- Data for the task -
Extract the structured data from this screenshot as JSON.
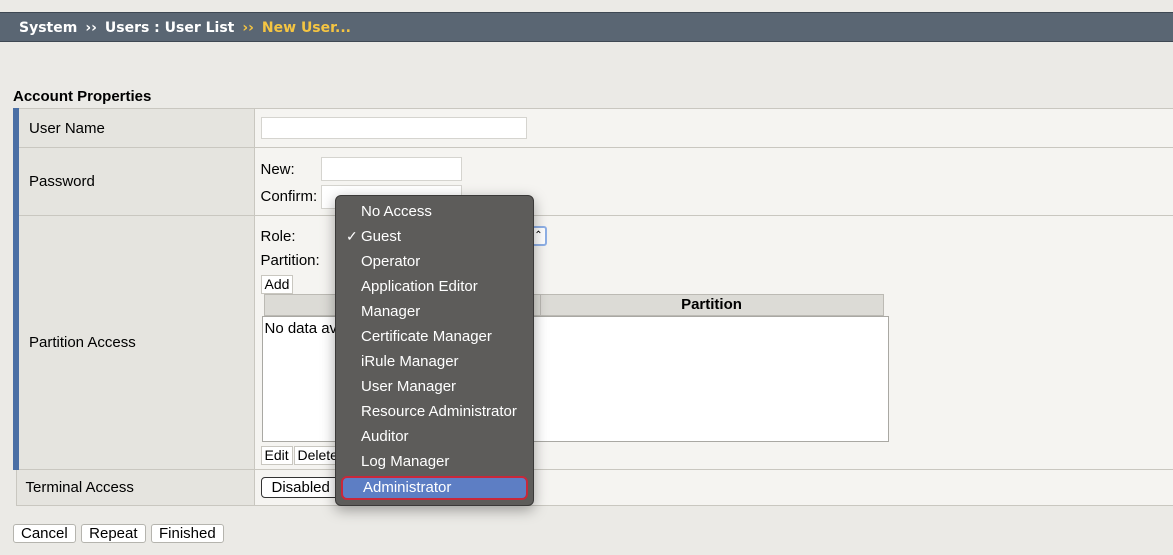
{
  "breadcrumb": {
    "system": "System",
    "users": "Users : User List",
    "current": "New User...",
    "sep": "››"
  },
  "section_title": "Account Properties",
  "fields": {
    "user_name_label": "User Name",
    "password_label": "Password",
    "new_label": "New:",
    "confirm_label": "Confirm:",
    "partition_access_label": "Partition Access",
    "role_label": "Role:",
    "partition_label": "Partition:",
    "add_button": "Add",
    "partition_column": "Partition",
    "no_data": "No data av",
    "edit_button": "Edit",
    "delete_button": "Delete",
    "terminal_access_label": "Terminal Access",
    "terminal_access_value": "Disabled"
  },
  "role_menu": {
    "selected_check": "Guest",
    "highlighted": "Administrator",
    "items": [
      "No Access",
      "Guest",
      "Operator",
      "Application Editor",
      "Manager",
      "Certificate Manager",
      "iRule Manager",
      "User Manager",
      "Resource Administrator",
      "Auditor",
      "Log Manager",
      "Administrator"
    ]
  },
  "buttons": {
    "cancel": "Cancel",
    "repeat": "Repeat",
    "finished": "Finished"
  },
  "colors": {
    "header_bg": "#5a6673",
    "breadcrumb_current": "#f5c542",
    "required_bar": "#4a6fa5",
    "menu_bg": "#5d5c5a",
    "menu_highlight": "#5d7ec4",
    "highlight_outline": "#c8283a"
  }
}
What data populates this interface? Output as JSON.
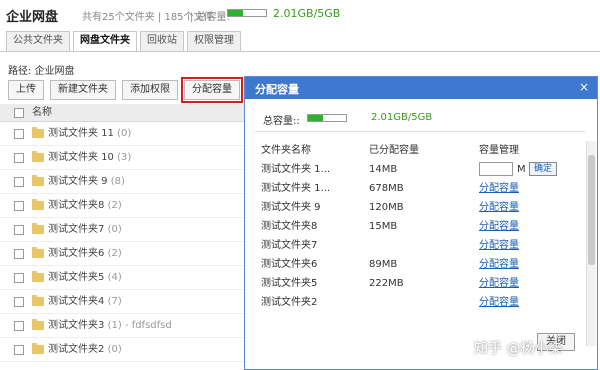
{
  "header": {
    "title": "企业网盘",
    "stats": "共有25个文件夹 | 185个文件",
    "capacity_label": "| 总容量:",
    "capacity_value": "2.01GB/5GB",
    "capacity_fraction": 0.4
  },
  "tabs": [
    {
      "label": "公共文件夹",
      "active": false
    },
    {
      "label": "网盘文件夹",
      "active": true
    },
    {
      "label": "回收站",
      "active": false
    },
    {
      "label": "权限管理",
      "active": false
    }
  ],
  "path": "路径: 企业网盘",
  "toolbar": {
    "upload": "上传",
    "new_folder": "新建文件夹",
    "add_permission": "添加权限",
    "allocate": "分配容量"
  },
  "list": {
    "header": "名称",
    "rows": [
      {
        "name": "测试文件夹 11",
        "count": "(0)"
      },
      {
        "name": "测试文件夹 10",
        "count": "(3)"
      },
      {
        "name": "测试文件夹 9",
        "count": "(8)"
      },
      {
        "name": "测试文件夹8",
        "count": "(2)"
      },
      {
        "name": "测试文件夹7",
        "count": "(0)"
      },
      {
        "name": "测试文件夹6",
        "count": "(2)"
      },
      {
        "name": "测试文件夹5",
        "count": "(4)"
      },
      {
        "name": "测试文件夹4",
        "count": "(7)"
      },
      {
        "name": "测试文件夹3",
        "count": "(1) - fdfsdfsd"
      },
      {
        "name": "测试文件夹2",
        "count": "(0)"
      }
    ]
  },
  "modal": {
    "title": "分配容量",
    "close": "×",
    "capacity_label": "总容量::",
    "capacity_value": "2.01GB/5GB",
    "capacity_fraction": 0.4,
    "columns": {
      "name": "文件夹名称",
      "allocated": "已分配容量",
      "manage": "容量管理"
    },
    "input_unit": "M",
    "ok_label": "确定",
    "link_label": "分配容量",
    "rows": [
      {
        "name": "测试文件夹 1...",
        "allocated": "14MB"
      },
      {
        "name": "测试文件夹 1...",
        "allocated": "678MB"
      },
      {
        "name": "测试文件夹 9",
        "allocated": "120MB"
      },
      {
        "name": "测试文件夹8",
        "allocated": "15MB"
      },
      {
        "name": "测试文件夹7",
        "allocated": ""
      },
      {
        "name": "测试文件夹6",
        "allocated": "89MB"
      },
      {
        "name": "测试文件夹5",
        "allocated": "222MB"
      },
      {
        "name": "测试文件夹2",
        "allocated": ""
      }
    ],
    "close_button": "关闭"
  },
  "watermark": "知乎 @杨小柒"
}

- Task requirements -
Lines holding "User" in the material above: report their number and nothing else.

- Final answer -
4